The character became very popular to the point that Hudson Soft would collaborate with Red to develop a game based on the character. The comic strips' popularity had even led to the confusion that they were promoting Bonk as an upcoming game character before his game had even entered development.
Following its success, Bonk's Adventure would see a number of sequels, two of which were released for NEC systems - those two sequels being Bonk's Revenge and Bonk 3: Bonk's Big Adventure - as well as a futuristic shoot-'em-up spinoff series in the form of Air Zonk and its sequel Super Air Zonk: Rockabilly-Paradise. In addition to ports to other systems, Bonk would branch out further with sequels released on non-NEC systems, such as Super Bonk for the Super NES in 1994.
In 2003, Bonk's Adventure received a 3D remake for the PlayStation 2 and GameCube as part of Hudson Soft's Hudson Selection series of games exclusively for the Japanese market. A reboot of the franchise, titled Bonk: Brink of Extinction, was developed for release on digital platforms, however all development had halted with the closure of Hudson Soft.
The original PC Engine/TurboGrafx-16 version of Bonk's Adventure would see release as one of the first TurboGrafx-16 titles on the Wii Virtual Console in 2006 and would become the most downloaded game at the time of release. The game was also one of five titles used to demonstrate the Virtual Console at E3 2006. Konami would later re-release the game on the Wii U Virtual Console, as well as including the PC Engine version of the game (in Japanese only) on all regional variants of the PC Engine mini.
Though initially created for the PC Engine/TurboGrafx-16, Bonk's Adventure would see ports to other systems, particularly the Nintendo Entertainment System/Famicom, Game Boy and Amiga computers. While North American releases of the NES and Game Boy versions retained the TurboGrafx-16 version's title, the Japanese releases would be renamed to suit the system, with the Famicom version renamed to FC Genjin (the "FC" standing for Freakthoropus Computerus) and the Game Boy version renamed to GB Genjin.
The Amiga version of the game was published by Ubisoft and developed by Factor 5, and was given the more generic title of BC Kid. Factor 5 later released the Amiga version for free through their website.

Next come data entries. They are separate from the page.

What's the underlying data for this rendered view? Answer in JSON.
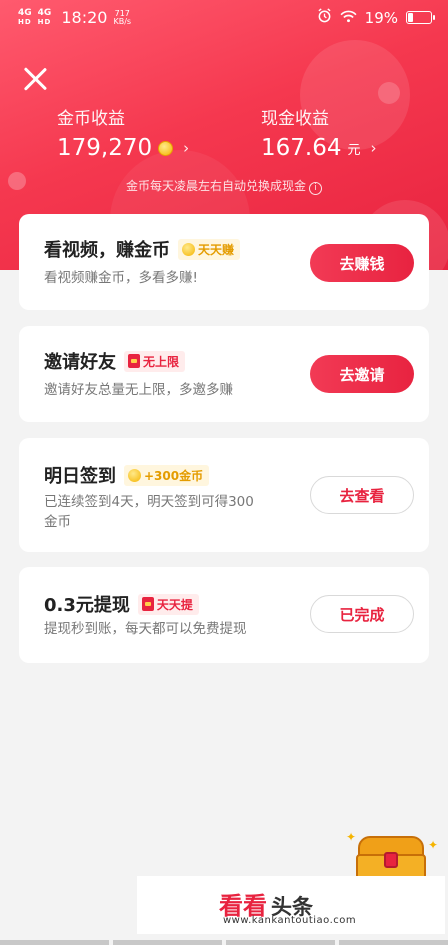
{
  "status_bar": {
    "signal1": "4G",
    "signal1_sub": "HD",
    "signal2": "4G",
    "signal2_sub": "HD",
    "time": "18:20",
    "speed_value": "717",
    "speed_unit": "KB/s",
    "battery": "19%",
    "icons": [
      "alarm-icon",
      "wifi-icon",
      "battery-icon"
    ]
  },
  "header": {
    "coin_label": "金币收益",
    "coin_value": "179,270",
    "cash_label": "现金收益",
    "cash_value": "167.64",
    "cash_unit": "元",
    "notice": "金币每天凌晨左右自动兑换成现金",
    "colors": {
      "gradient_start": "#ff5a6e",
      "gradient_end": "#e8233f"
    }
  },
  "tasks": [
    {
      "title": "看视频，赚金币",
      "tag": "天天赚",
      "tag_style": "coin",
      "desc": "看视频赚金币，多看多赚!",
      "button": "去赚钱",
      "button_style": "solid"
    },
    {
      "title": "邀请好友",
      "tag": "无上限",
      "tag_style": "red",
      "desc": "邀请好友总量无上限，多邀多赚",
      "button": "去邀请",
      "button_style": "solid"
    },
    {
      "title": "明日签到",
      "tag": "+300金币",
      "tag_style": "coin",
      "desc_line1": "已连续签到4天，明天签到可得300",
      "desc_line2": "金币",
      "button": "去查看",
      "button_style": "outline"
    },
    {
      "title": "0.3元提现",
      "tag": "天天提",
      "tag_style": "red",
      "desc": "提现秒到账，每天都可以免费提现",
      "button": "已完成",
      "button_style": "outline"
    }
  ],
  "watermark": {
    "brand_red": "看看",
    "brand_dark": "头条",
    "url": "www.kankantoutiao.com"
  },
  "accent_color": "#e8233f"
}
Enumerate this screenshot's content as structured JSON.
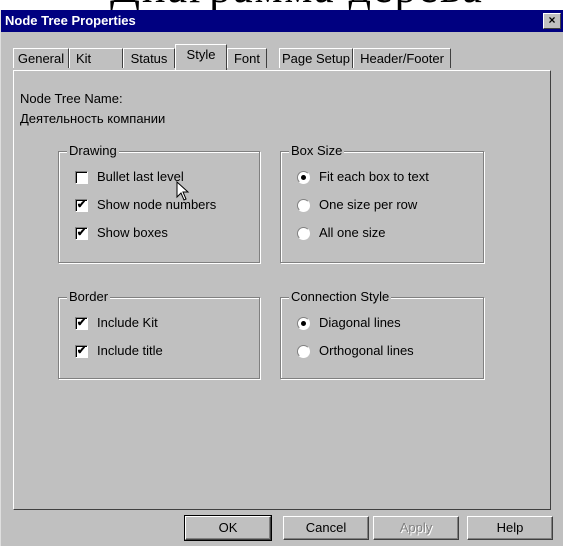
{
  "page_heading": "Диаграмма дерева",
  "window": {
    "title": "Node Tree Properties",
    "close_label": "×"
  },
  "tabs": [
    {
      "label": "General"
    },
    {
      "label": "Kit"
    },
    {
      "label": "Status"
    },
    {
      "label": "Style"
    },
    {
      "label": "Font"
    },
    {
      "label": "Page Setup"
    },
    {
      "label": "Header/Footer"
    }
  ],
  "active_tab": "Style",
  "node_tree": {
    "name_label": "Node Tree Name:",
    "name_value": "Деятельность компании"
  },
  "drawing": {
    "title": "Drawing",
    "options": [
      {
        "label": "Bullet last level",
        "checked": false
      },
      {
        "label": "Show node numbers",
        "checked": true
      },
      {
        "label": "Show boxes",
        "checked": true
      }
    ]
  },
  "box_size": {
    "title": "Box Size",
    "options": [
      {
        "label": "Fit each box to text",
        "selected": true
      },
      {
        "label": "One size per row",
        "selected": false
      },
      {
        "label": "All one size",
        "selected": false
      }
    ]
  },
  "border": {
    "title": "Border",
    "options": [
      {
        "label": "Include Kit",
        "checked": true
      },
      {
        "label": "Include title",
        "checked": true
      }
    ]
  },
  "connection_style": {
    "title": "Connection Style",
    "options": [
      {
        "label": "Diagonal lines",
        "selected": true
      },
      {
        "label": "Orthogonal lines",
        "selected": false
      }
    ]
  },
  "buttons": {
    "ok": "OK",
    "cancel": "Cancel",
    "apply": "Apply",
    "help": "Help"
  },
  "check_mark": "✔"
}
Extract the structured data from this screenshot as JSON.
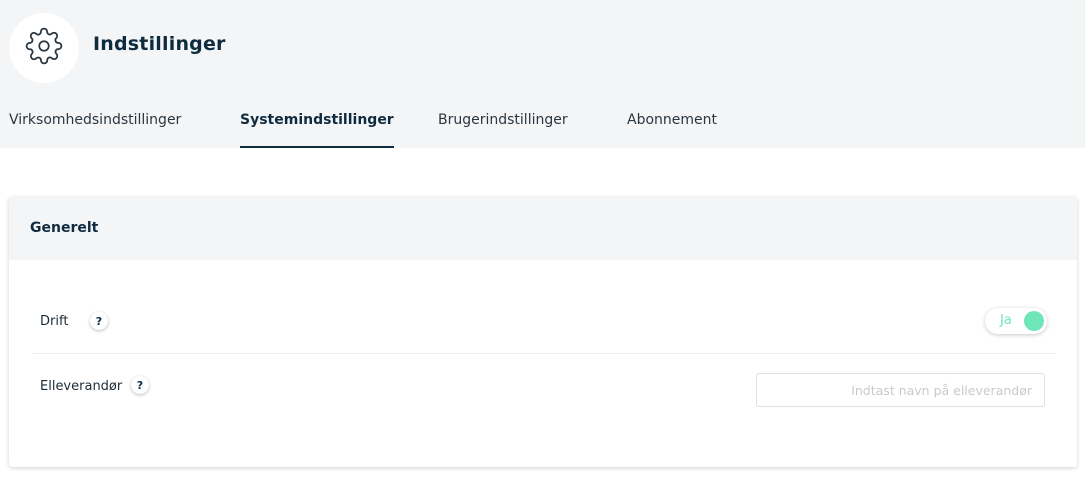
{
  "header": {
    "icon": "gear-icon",
    "title": "Indstillinger"
  },
  "tabs": [
    {
      "label": "Virksomhedsindstillinger",
      "active": false
    },
    {
      "label": "Systemindstillinger",
      "active": true
    },
    {
      "label": "Brugerindstillinger",
      "active": false
    },
    {
      "label": "Abonnement",
      "active": false
    }
  ],
  "section": {
    "title": "Generelt",
    "drift": {
      "label": "Drift",
      "help": "?",
      "toggle_label": "Ja",
      "toggle_on": true
    },
    "elleverandor": {
      "label": "Elleverandør",
      "help": "?",
      "value": "",
      "placeholder": "Indtast navn på elleverandør"
    }
  },
  "colors": {
    "accent": "#6ee6b8",
    "brand_dark": "#0f2b3f",
    "header_bg": "#f4f5f7"
  }
}
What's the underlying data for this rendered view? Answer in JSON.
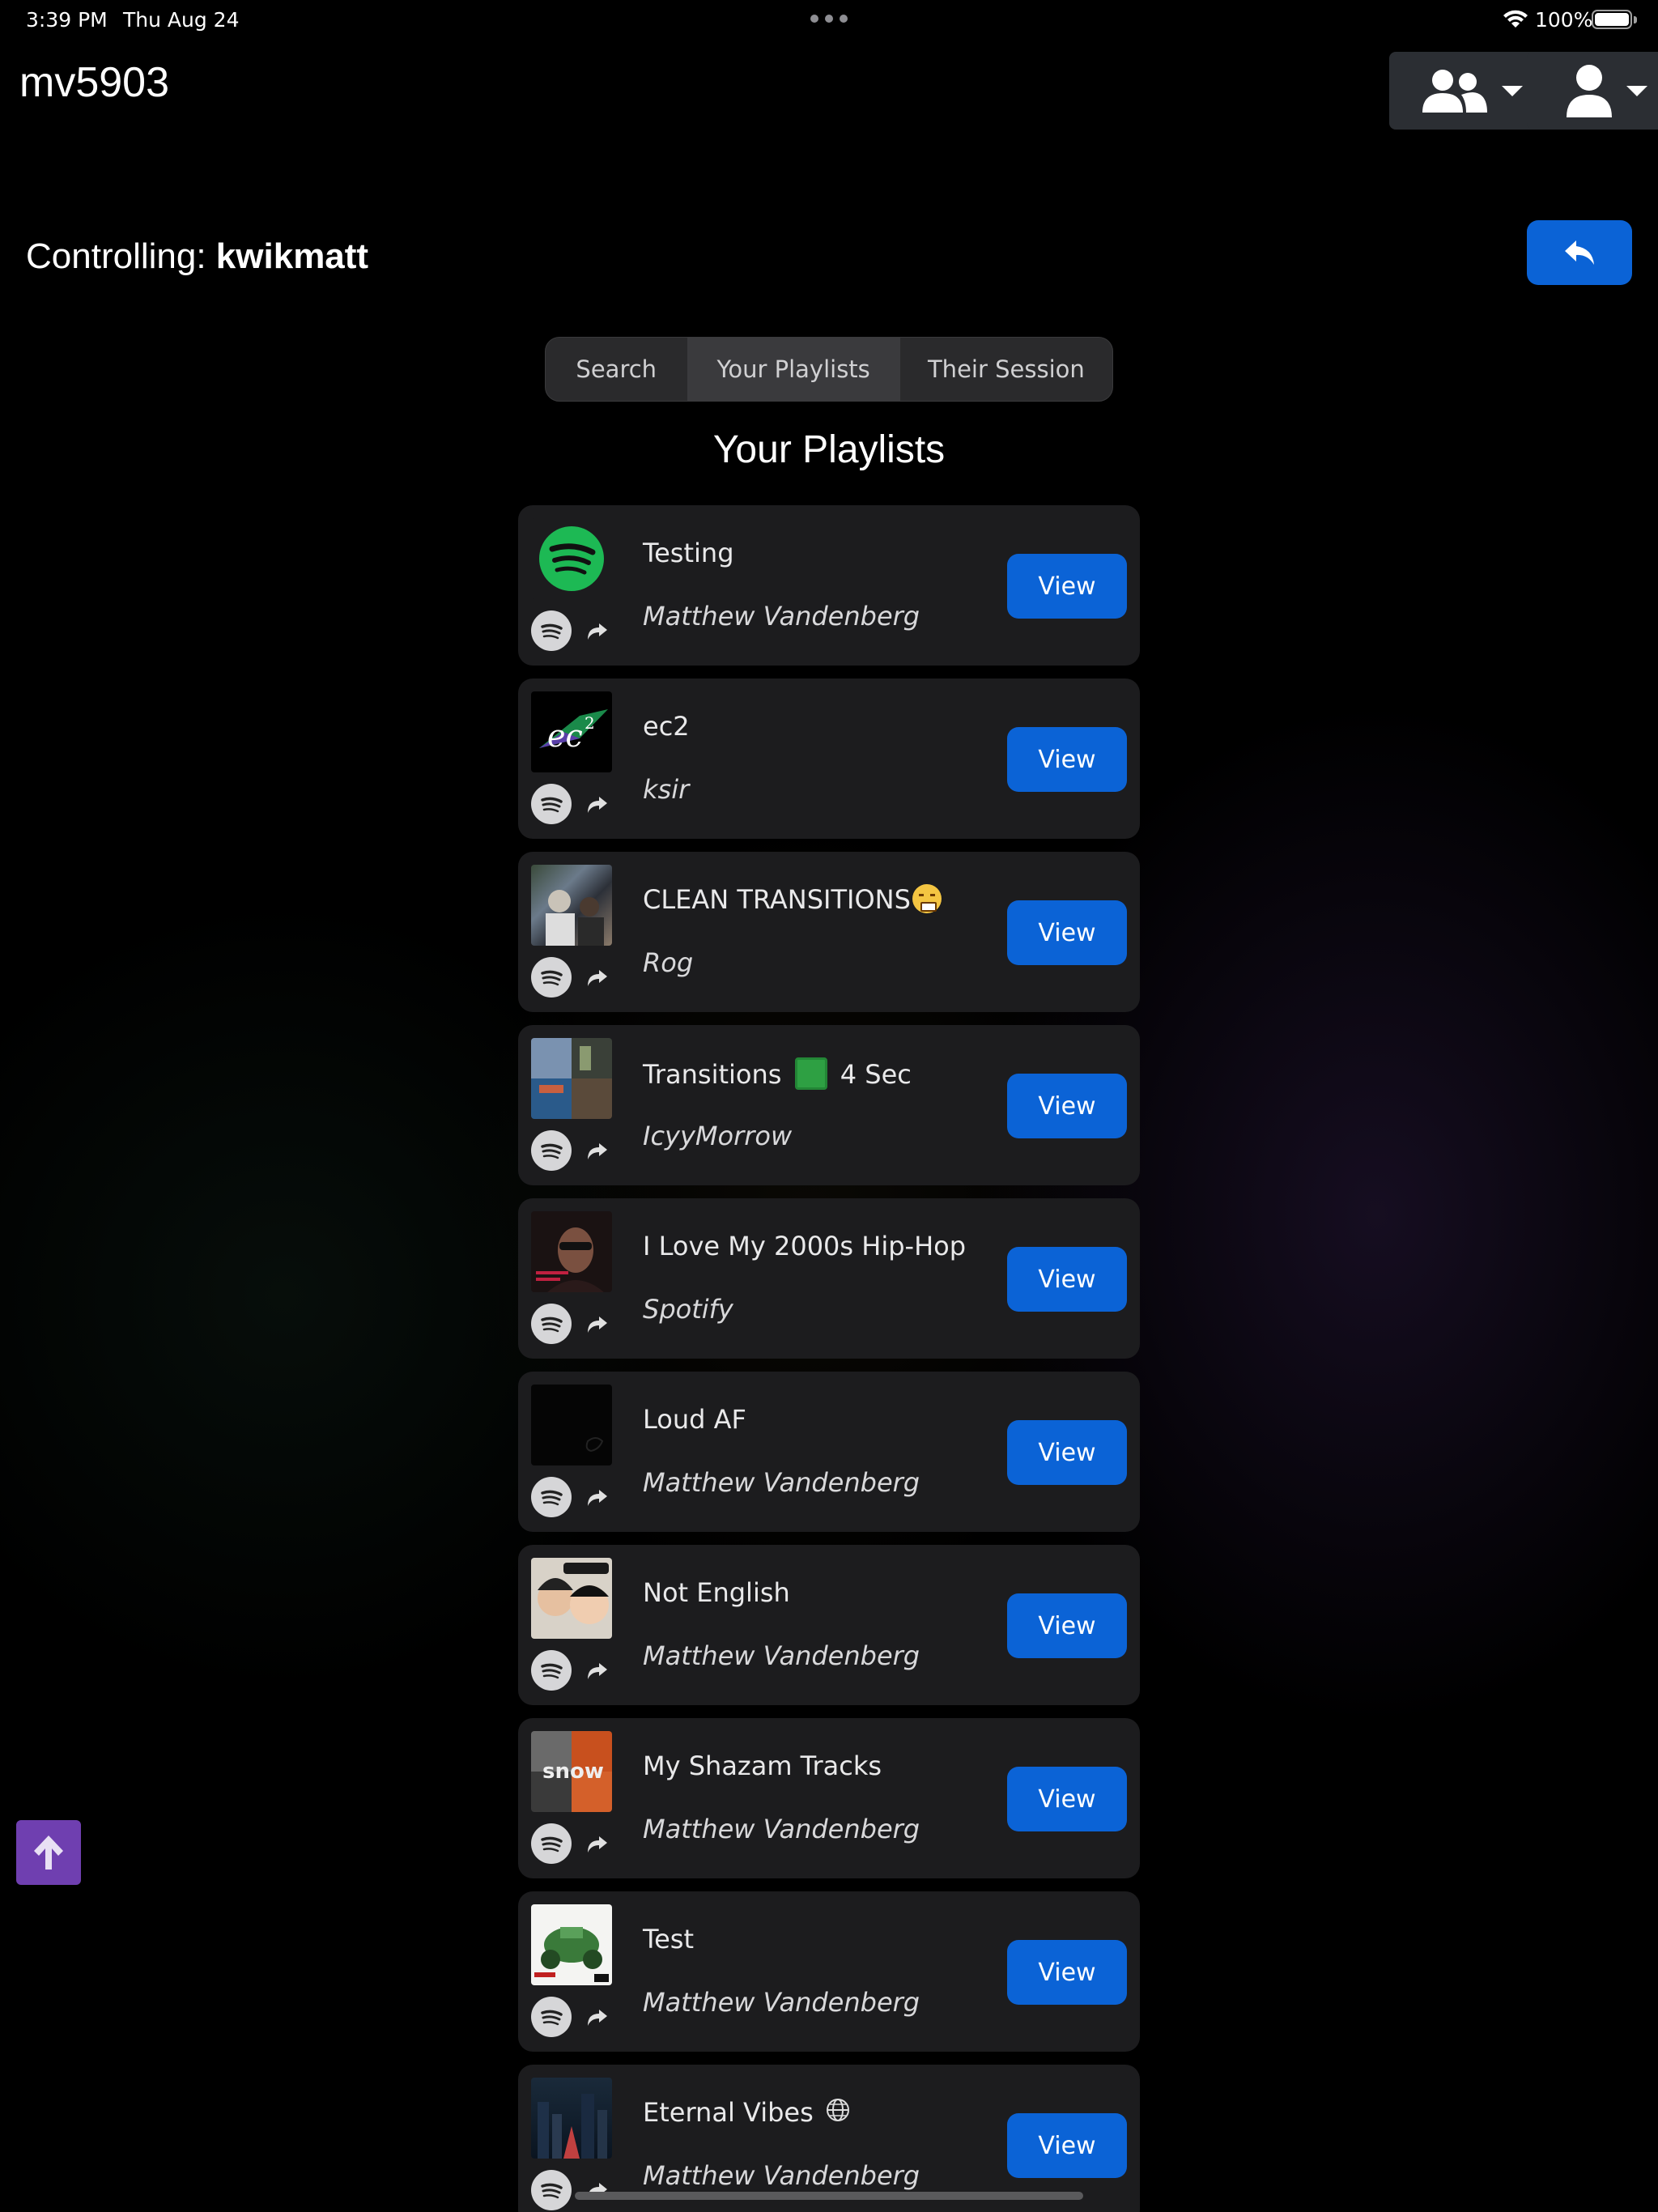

- Main article: Bonk's Adventure/Comparisons.
- : あべべ こんぶ, ぱんよめ, りせっと りゅう, いんない ちゃん, どくたー あらい, つるもく, まっこ, ほっと らいす
- : ごまちゃん, いまいちゃん, くまさん, まっちゃん, えちおぴ, どくさん, くぼちん, とにー よこやま, ひろりん, ぶー うえだ, ひろいさん, あだちさん, ばこばこ, ゆざわや, すずきさん, かどちゃん, あおやまさん, うえやまさん, えんどうさん, じょっかーのみなさん, れっどのみなさん, せんでんのひと, はんばいのひと, そのほか いっぱい
- Main article: Bonk's Adventure/Magazine articles.
PC Engine version
|NEC Retro Average
|PC Engine, JP
ROM dump status
|Wii U Virtual Console (JP)
|Wii U Virtual Console (US/EU)
- EGM US 009.pdf, page 20
- https://www.nintendo.fr/Jeux/TurboGrafx/Bonk-s-Adventure--276467.html (archive.today)
- https://www.nintendo.co.jp/titles/20010000004605 (Wayback Machine: 2016-04-02 13:06)
- https://www.nintendo.com/games/detail/bonks-adventure-wii-u (Wayback Machine: 2018-10-14 01:01)
- https://www.nintendo.de/Spiele/TurboGrafx/BONK-III-Bonk-s-Big-Adventure-276489.html (archive.today)
- https://www.nintendo.co.uk/Games/TurboGrafx/Bonk-s-Adventure--276467.html (archive.today)
- Bonk's Adventure TG16 US Manual.pdf, page 3
- https://www.hudsonentertainment.com/features/detail/The-definitive-Bonk (Wayback Machine: 2010-12-01 04:46)
- http://www.joystiq.com/2006/12/06/turbografx-the-most-downloaded-virtual-console-games/ (Wayback Machine: 2006-12-19 23:26)
- CVG UK 100.pdf, page 100
- CVG UK 137.pdf, page 26
|Bonk games for NEC systems
|Bonk's Adventure (1990) | Bonk's Revenge (1991) | Bonk 3: Bonk's Big Adventure (1993) | RPC Genjin (unreleased)
Air Zonk (1992) | Super Air Zonk: Rockabilly-Paradise (1993)